We drove northeast from Ourzazate in a grand taxi with our LCF, Said. Before we even left the city limits we started bombarding him with questions. “What’s the word for ‘mother?’ ‘Father, sister, brother, son, daughter…?’ You get it. Words for our everyday relationships and surroundings, words for the things we knew we would want to say, or need to say….and we knew none of them. About halfway into the drive, Mohammed, our driver, commented to Said that ours was certainly a different group. Apparently the previous group had been very quiet. I guess those are the two ways to deal with panic – go silent or jabber.
We talked non-stop, so that before we knew it we were in Qalaa, our souq town. We got out there and did some shopping – soap, toilet paper, and kitchen supplies. Also tubing and a valve for butagaz (butane?) the fuel that is used here. Apparently, we are going to have a shower with warm water in the LCF house – the first group to get such a luxury, according to Said.

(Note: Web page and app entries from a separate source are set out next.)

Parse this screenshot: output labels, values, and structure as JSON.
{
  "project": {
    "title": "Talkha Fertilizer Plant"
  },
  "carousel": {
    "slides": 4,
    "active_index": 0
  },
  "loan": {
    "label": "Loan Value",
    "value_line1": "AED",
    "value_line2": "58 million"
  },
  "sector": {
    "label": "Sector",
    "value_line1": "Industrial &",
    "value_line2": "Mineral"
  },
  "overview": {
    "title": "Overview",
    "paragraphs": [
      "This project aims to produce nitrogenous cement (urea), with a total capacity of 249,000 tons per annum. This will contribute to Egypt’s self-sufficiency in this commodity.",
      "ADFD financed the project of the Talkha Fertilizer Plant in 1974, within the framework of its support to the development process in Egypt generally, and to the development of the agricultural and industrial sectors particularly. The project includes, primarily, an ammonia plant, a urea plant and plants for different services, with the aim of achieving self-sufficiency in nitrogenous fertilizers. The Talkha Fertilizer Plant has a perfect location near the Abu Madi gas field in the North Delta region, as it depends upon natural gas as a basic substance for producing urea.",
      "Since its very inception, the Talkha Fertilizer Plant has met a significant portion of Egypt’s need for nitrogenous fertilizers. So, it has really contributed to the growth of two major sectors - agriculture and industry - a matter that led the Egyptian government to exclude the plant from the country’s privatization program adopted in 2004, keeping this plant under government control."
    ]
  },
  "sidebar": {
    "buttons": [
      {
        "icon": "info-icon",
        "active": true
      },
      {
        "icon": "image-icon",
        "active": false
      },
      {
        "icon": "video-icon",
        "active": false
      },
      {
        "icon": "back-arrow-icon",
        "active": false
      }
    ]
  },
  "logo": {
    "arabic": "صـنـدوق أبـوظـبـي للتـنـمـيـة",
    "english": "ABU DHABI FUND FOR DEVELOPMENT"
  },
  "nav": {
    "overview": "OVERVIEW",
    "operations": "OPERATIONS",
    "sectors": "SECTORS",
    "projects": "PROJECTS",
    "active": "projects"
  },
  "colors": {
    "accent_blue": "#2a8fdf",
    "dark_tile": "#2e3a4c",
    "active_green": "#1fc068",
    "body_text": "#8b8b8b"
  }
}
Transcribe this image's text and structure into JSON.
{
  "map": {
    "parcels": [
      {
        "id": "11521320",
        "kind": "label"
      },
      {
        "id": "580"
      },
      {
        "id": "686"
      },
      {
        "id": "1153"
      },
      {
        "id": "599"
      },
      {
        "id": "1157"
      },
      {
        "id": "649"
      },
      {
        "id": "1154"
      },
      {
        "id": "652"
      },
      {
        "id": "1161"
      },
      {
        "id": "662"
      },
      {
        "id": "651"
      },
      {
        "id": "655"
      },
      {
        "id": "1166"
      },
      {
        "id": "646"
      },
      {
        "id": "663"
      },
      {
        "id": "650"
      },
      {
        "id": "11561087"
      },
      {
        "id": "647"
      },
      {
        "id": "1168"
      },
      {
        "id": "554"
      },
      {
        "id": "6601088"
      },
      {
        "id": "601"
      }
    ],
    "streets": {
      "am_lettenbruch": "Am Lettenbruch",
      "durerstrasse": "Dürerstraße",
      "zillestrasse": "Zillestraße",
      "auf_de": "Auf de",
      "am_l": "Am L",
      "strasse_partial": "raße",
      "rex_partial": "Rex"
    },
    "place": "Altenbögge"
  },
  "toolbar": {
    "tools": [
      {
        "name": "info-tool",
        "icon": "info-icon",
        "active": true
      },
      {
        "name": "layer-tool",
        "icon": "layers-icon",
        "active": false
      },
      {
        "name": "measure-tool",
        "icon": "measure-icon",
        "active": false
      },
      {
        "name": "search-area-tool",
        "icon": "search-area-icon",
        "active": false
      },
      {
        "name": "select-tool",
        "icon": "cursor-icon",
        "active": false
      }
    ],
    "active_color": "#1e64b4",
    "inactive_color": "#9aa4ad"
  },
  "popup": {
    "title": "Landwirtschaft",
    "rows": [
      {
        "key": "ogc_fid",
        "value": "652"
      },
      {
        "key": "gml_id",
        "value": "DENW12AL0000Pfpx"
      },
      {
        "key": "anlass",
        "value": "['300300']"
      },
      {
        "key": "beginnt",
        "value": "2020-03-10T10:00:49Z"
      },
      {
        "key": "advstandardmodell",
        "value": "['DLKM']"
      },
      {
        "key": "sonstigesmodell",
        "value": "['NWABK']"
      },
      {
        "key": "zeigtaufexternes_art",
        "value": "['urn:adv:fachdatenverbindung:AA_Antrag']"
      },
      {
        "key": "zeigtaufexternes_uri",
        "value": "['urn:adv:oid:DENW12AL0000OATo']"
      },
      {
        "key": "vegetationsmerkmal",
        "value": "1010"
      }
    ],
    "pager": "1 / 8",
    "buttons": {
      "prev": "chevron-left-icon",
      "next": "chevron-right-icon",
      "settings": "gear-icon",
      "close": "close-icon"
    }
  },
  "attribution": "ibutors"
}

From Qalaa, we turned onto a dirt road. The roads up to this time had been very good, but the road to our village is a two-track, and the going was slow, and not just because of the dump truck ahead of us spinning up dust. We’re in a rocky desert here, and we seemed to go up and down and around, every now and then pulling to the side so that another vehicle could squeeze by going in the other direction. After passing through several other villages, we finally arrived in our training village, wound along some rugged streets and pulled up in front of the LCF house.
Mohammed, the landlord greeted us warmly, and led us into his house. From the entryway, he took us through an open courtyard into a long, narrow room with carpets on the floor and pillows against the wall. We sat down and were treated to our first experience of tea. As soon as he had passed the glasses around and we had all taken a sip or two, the landlord’s wife came in, greeted us, and began asking our names. At the very first one – Ryan - she repeated it, thought about a moment, shook her head, No, and said, “Brahim.” She then went around to the rest and at each one gave us a new name – Nicole – “Najat”; Emma – “Amal”; Lindsey – “Zizi”; Jim – ” Jamal (جمال).
By this time, several other people had come into the room and sat down. The fellow next to me, a young man about 30, turned to me and said, “Jamal, my name is Hussain. You are my brother.” And in a few more minutes, I went off to my new home where I am known as Jamal.
I'll tell you about my home, my family and my town in future posts, but for now, just know that it's all good l-hamdullah (thanks be to God).